I'm not aware of any lefties who have played these positions regularly, but there have been situations where left-handers played them in emergency situations. Don Mattingly had to substitute at third base for the Yankees in the late 80's when their regular third baseman was hurt. Mike Squires (who like Mattingly, usually played first base) caught for the White Sox once in the early 80's.
For the 2009 season, that is Philadelphia Phillies left handed pitcher Jamie Moyer and Atlanta Braves left handed pitcher Tom Glavine. Each will be playing their 23rd MLB season.
There is no rule allowing or disallowing the act, therefore it is legal. As a matter of fact, jumping over the catcher might be in compliance with rules requiring runners to avoid contact with a defensive player. *Some leagues have "Must Slide" rules at home to eliminate colisions, so be familiar with your local leagues

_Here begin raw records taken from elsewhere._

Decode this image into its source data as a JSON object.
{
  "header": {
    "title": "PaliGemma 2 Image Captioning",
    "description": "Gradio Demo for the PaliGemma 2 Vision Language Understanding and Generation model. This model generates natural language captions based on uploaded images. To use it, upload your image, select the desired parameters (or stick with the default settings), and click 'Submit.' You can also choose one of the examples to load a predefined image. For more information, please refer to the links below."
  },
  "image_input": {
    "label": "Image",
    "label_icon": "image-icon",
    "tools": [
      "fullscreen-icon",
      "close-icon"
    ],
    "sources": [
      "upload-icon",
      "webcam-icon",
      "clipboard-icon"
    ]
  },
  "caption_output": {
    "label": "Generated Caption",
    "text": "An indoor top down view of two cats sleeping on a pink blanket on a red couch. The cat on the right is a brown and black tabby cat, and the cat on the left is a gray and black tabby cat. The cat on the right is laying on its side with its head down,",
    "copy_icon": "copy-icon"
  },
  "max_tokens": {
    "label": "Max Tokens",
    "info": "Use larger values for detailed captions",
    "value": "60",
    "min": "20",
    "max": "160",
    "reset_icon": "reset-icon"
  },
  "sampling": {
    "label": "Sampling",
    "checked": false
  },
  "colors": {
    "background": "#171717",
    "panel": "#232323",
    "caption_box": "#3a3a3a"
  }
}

Philip Hughes, right handed pitcher for the New York Yankees who pitched earlier in the season but is currently on the disabled list, will turn 21 on June 24.
Yes; she's a left handed player.
Generally the designated runner is to be used for the catcher when there are two outs, sometimes the number of outs is not important. The PURPOSE of the rule is to allow the catcher to put his equipment on sooner and speed up the game. Some leagues use the designated runner for both the pitchers and catchers. This allows the pitcher and catcher to also rest. In addition it gives a player the opportunity to participate who is not in the line-up.
antione mkylos is the record shortest player in the history of MLB